ASSIGNMENT:
Look at each line of the records and count those with "участок" in them. Please answer with the count alone.

START DATASET

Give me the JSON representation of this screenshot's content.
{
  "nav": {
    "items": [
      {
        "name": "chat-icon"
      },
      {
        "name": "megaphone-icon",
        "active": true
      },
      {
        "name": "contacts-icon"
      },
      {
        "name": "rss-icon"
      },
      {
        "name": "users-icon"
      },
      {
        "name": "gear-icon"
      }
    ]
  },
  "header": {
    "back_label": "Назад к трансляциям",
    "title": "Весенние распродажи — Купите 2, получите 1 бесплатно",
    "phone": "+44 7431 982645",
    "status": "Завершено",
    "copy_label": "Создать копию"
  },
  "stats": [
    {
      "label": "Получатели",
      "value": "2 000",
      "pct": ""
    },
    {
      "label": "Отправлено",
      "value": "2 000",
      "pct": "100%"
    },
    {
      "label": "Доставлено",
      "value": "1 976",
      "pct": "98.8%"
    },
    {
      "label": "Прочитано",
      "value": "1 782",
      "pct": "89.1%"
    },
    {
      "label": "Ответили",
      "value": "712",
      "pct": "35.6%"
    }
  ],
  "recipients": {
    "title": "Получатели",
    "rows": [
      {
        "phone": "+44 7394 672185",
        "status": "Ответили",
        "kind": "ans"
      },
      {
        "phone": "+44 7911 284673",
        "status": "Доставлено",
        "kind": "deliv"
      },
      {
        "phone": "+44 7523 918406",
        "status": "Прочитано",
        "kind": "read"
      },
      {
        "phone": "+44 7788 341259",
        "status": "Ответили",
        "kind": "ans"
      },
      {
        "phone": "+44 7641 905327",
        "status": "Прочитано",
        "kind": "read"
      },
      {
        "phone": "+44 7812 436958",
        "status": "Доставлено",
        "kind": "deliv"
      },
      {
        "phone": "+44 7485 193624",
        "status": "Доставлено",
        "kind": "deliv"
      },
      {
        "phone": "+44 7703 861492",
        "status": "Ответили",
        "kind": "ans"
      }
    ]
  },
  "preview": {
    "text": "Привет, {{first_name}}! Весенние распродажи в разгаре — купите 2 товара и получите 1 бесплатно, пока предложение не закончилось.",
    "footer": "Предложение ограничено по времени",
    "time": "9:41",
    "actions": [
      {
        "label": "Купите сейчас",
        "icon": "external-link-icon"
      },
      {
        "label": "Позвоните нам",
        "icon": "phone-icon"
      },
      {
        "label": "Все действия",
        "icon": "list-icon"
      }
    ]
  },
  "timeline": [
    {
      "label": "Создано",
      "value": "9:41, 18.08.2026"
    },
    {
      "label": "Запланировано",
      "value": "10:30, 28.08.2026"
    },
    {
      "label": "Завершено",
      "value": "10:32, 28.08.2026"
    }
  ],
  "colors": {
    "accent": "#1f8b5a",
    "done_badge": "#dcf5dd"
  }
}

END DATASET
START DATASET

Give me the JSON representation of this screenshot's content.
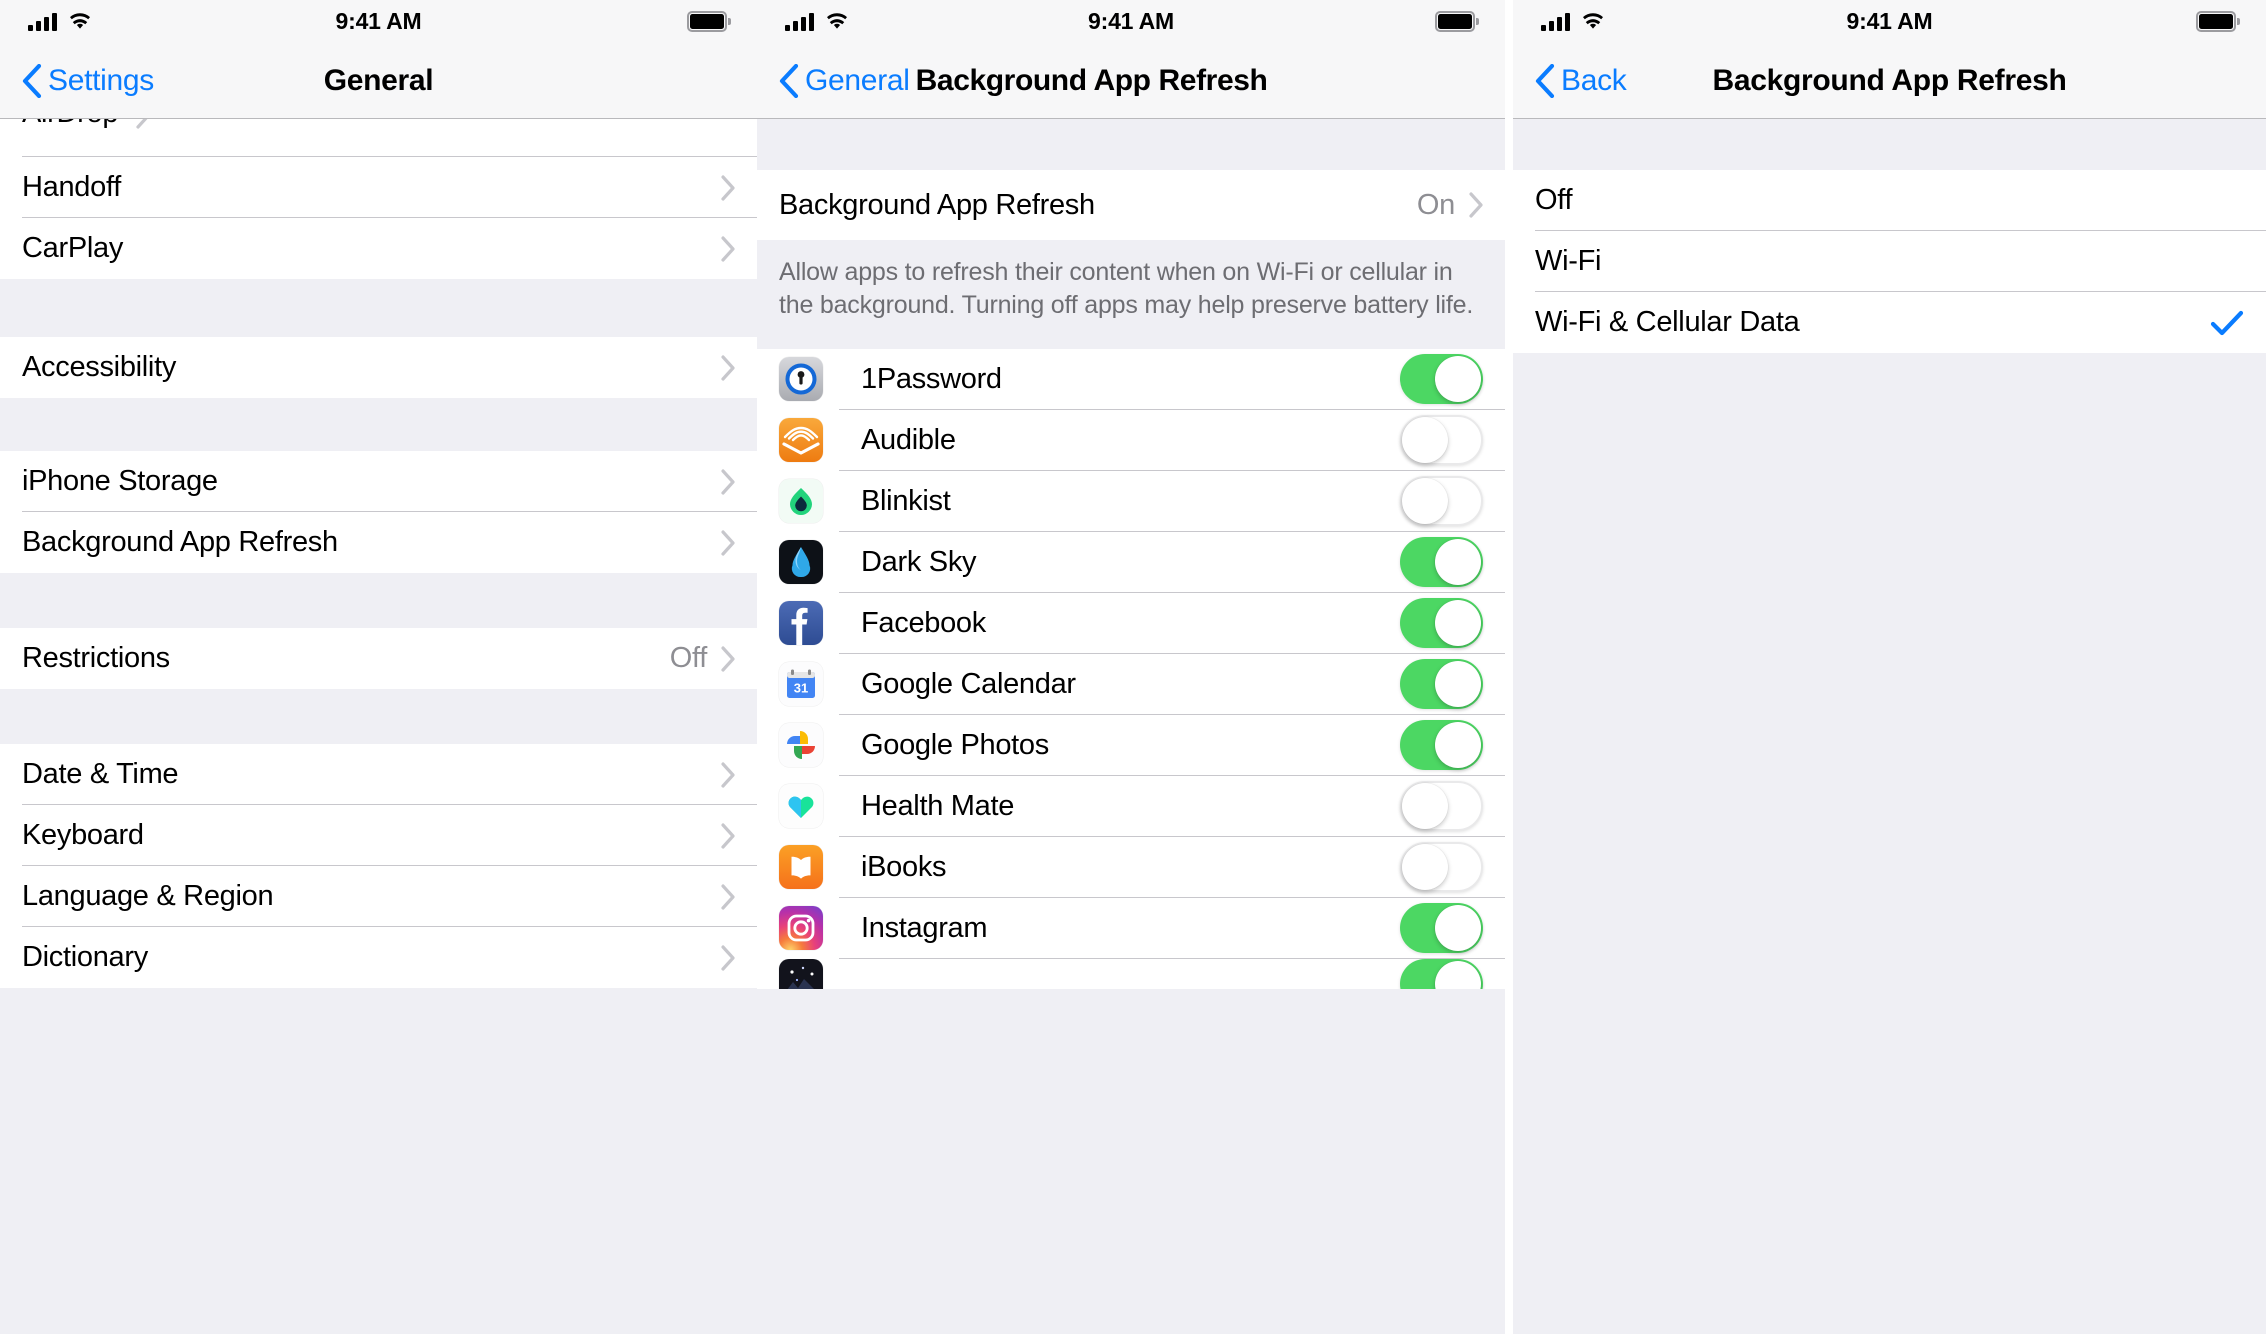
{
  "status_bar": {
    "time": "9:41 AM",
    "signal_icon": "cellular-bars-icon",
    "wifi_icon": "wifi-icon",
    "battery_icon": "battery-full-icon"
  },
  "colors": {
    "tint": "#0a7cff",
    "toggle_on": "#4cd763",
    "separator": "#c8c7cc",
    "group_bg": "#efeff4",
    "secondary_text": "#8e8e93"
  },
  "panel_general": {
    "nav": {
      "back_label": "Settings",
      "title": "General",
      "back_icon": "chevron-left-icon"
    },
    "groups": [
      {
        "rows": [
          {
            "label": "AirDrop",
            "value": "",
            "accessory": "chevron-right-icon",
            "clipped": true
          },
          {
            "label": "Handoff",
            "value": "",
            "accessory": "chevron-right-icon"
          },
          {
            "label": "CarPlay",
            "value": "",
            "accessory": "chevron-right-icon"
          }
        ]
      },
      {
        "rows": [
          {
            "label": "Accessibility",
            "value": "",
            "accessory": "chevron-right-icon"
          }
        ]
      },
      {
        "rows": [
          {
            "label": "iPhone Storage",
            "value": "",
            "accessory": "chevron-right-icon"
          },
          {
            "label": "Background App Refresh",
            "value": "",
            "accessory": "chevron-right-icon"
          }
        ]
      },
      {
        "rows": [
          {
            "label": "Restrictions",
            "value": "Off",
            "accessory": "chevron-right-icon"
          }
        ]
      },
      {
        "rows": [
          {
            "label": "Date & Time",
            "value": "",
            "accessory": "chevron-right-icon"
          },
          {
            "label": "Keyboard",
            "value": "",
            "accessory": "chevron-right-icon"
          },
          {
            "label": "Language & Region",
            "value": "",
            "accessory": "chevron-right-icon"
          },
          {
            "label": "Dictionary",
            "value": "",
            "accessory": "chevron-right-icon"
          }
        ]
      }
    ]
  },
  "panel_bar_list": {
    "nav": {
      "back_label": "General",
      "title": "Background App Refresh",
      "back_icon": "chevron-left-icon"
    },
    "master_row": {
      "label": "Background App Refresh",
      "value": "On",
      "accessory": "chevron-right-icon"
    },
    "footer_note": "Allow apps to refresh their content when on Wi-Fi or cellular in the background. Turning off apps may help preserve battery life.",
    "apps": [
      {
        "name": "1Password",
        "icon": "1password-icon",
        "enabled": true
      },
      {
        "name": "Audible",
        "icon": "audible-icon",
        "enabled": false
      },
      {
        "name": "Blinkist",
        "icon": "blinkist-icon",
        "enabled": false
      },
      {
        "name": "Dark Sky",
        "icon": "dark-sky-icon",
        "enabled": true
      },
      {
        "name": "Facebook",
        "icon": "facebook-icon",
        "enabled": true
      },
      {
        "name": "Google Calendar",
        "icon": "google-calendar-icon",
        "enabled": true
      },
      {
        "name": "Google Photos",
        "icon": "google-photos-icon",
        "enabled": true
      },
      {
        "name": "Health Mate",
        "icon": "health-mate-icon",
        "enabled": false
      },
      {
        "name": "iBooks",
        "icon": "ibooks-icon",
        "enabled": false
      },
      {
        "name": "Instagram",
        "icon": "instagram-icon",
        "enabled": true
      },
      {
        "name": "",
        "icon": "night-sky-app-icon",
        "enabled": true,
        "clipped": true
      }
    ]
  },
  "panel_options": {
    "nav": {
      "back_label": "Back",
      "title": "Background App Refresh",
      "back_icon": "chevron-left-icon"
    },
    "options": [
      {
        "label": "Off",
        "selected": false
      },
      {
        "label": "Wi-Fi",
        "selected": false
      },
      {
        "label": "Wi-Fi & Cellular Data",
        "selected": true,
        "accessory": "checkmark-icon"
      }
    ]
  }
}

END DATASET
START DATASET

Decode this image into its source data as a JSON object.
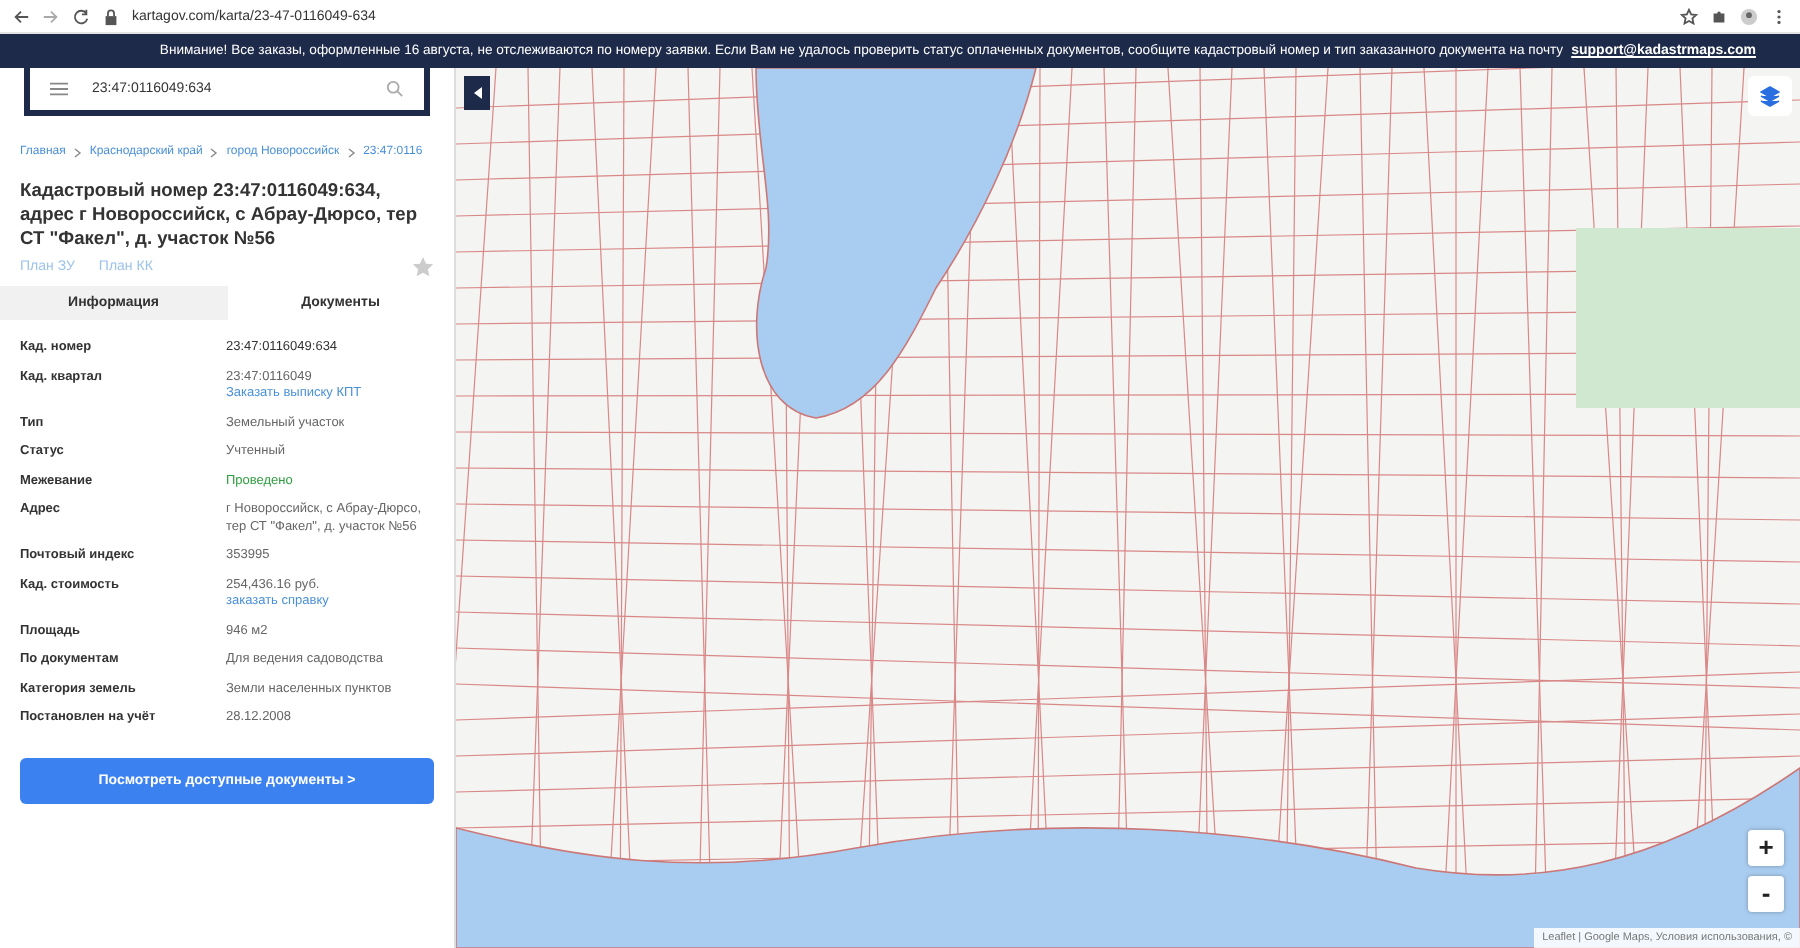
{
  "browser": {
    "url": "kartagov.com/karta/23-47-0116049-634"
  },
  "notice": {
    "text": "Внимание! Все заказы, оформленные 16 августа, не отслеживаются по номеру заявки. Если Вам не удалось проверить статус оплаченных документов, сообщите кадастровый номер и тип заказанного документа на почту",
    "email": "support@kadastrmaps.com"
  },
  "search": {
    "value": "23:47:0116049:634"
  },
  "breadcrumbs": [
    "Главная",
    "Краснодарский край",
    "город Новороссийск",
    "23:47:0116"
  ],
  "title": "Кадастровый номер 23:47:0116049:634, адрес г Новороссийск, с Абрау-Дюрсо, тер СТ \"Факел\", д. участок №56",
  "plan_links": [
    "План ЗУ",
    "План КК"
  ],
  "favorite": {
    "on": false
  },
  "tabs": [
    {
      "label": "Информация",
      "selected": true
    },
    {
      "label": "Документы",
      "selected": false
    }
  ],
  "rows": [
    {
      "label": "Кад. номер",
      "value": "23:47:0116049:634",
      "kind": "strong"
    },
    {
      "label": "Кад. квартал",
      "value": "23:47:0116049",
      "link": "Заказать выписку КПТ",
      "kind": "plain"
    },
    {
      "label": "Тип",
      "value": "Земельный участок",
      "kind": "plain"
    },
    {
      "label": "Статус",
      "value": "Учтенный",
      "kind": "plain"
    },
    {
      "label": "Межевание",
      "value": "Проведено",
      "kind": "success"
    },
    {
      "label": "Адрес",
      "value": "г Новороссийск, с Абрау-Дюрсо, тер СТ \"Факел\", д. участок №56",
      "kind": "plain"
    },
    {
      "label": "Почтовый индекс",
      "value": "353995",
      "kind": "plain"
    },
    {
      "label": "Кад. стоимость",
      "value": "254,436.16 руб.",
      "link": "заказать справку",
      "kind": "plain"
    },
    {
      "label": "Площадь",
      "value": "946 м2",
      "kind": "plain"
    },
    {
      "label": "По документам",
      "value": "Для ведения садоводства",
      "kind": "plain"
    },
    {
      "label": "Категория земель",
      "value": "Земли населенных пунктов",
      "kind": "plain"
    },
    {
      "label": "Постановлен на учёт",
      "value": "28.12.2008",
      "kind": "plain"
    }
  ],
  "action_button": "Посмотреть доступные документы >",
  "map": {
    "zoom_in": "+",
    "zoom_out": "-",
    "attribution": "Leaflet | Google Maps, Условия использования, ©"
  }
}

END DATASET

YOUR SOLUTION:
3